#### Problem to solve:
Would you please give all the lines below again, exactly as they stand?

Entries taken from a collection:
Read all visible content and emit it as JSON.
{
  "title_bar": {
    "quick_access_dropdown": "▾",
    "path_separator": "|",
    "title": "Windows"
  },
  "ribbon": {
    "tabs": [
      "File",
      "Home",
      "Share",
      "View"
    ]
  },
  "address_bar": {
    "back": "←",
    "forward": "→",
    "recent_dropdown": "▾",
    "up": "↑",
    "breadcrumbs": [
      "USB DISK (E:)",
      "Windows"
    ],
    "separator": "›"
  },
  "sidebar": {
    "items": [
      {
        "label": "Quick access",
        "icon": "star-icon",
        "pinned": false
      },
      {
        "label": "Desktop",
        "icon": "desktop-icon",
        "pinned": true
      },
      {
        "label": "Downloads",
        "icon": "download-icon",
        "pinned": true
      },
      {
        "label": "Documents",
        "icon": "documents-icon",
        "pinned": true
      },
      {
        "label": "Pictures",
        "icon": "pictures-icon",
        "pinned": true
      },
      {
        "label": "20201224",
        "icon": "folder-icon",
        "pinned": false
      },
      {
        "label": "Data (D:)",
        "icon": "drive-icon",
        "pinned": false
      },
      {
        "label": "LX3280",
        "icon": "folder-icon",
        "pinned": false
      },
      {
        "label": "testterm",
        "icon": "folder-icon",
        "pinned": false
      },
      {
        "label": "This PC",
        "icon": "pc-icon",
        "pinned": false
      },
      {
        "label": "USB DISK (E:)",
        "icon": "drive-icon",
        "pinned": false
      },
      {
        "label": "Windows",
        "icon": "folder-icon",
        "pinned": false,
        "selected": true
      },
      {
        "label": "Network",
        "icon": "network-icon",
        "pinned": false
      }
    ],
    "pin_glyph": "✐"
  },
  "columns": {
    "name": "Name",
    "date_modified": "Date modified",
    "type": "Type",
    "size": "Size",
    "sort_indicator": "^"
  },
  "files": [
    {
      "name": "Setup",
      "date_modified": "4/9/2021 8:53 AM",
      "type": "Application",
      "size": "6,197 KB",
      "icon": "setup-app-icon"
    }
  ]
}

#### Worked solution:
Read all visible content and emit it as JSON.
{
  "title_bar": {
    "quick_access_dropdown": "▾",
    "path_separator": "|",
    "title": "Windows"
  },
  "ribbon": {
    "tabs": [
      "File",
      "Home",
      "Share",
      "View"
    ]
  },
  "address_bar": {
    "back": "←",
    "forward": "→",
    "recent_dropdown": "▾",
    "up": "↑",
    "breadcrumbs": [
      "USB DISK (E:)",
      "Windows"
    ],
    "separator": "›"
  },
  "sidebar": {
    "items": [
      {
        "label": "Quick access",
        "icon": "star-icon",
        "pinned": false
      },
      {
        "label": "Desktop",
        "icon": "desktop-icon",
        "pinned": true
      },
      {
        "label": "Downloads",
        "icon": "download-icon",
        "pinned": true
      },
      {
        "label": "Documents",
        "icon": "documents-icon",
        "pinned": true
      },
      {
        "label": "Pictures",
        "icon": "pictures-icon",
        "pinned": true
      },
      {
        "label": "20201224",
        "icon": "folder-icon",
        "pinned": false
      },
      {
        "label": "Data (D:)",
        "icon": "drive-icon",
        "pinned": false
      },
      {
        "label": "LX3280",
        "icon": "folder-icon",
        "pinned": false
      },
      {
        "label": "testterm",
        "icon": "folder-icon",
        "pinned": false
      },
      {
        "label": "This PC",
        "icon": "pc-icon",
        "pinned": false
      },
      {
        "label": "USB DISK (E:)",
        "icon": "drive-icon",
        "pinned": false
      },
      {
        "label": "Windows",
        "icon": "folder-icon",
        "pinned": false,
        "selected": true
      },
      {
        "label": "Network",
        "icon": "network-icon",
        "pinned": false
      }
    ],
    "pin_glyph": "✐"
  },
  "columns": {
    "name": "Name",
    "date_modified": "Date modified",
    "type": "Type",
    "size": "Size",
    "sort_indicator": "^"
  },
  "files": [
    {
      "name": "Setup",
      "date_modified": "4/9/2021 8:53 AM",
      "type": "Application",
      "size": "6,197 KB",
      "icon": "setup-app-icon"
    }
  ]
}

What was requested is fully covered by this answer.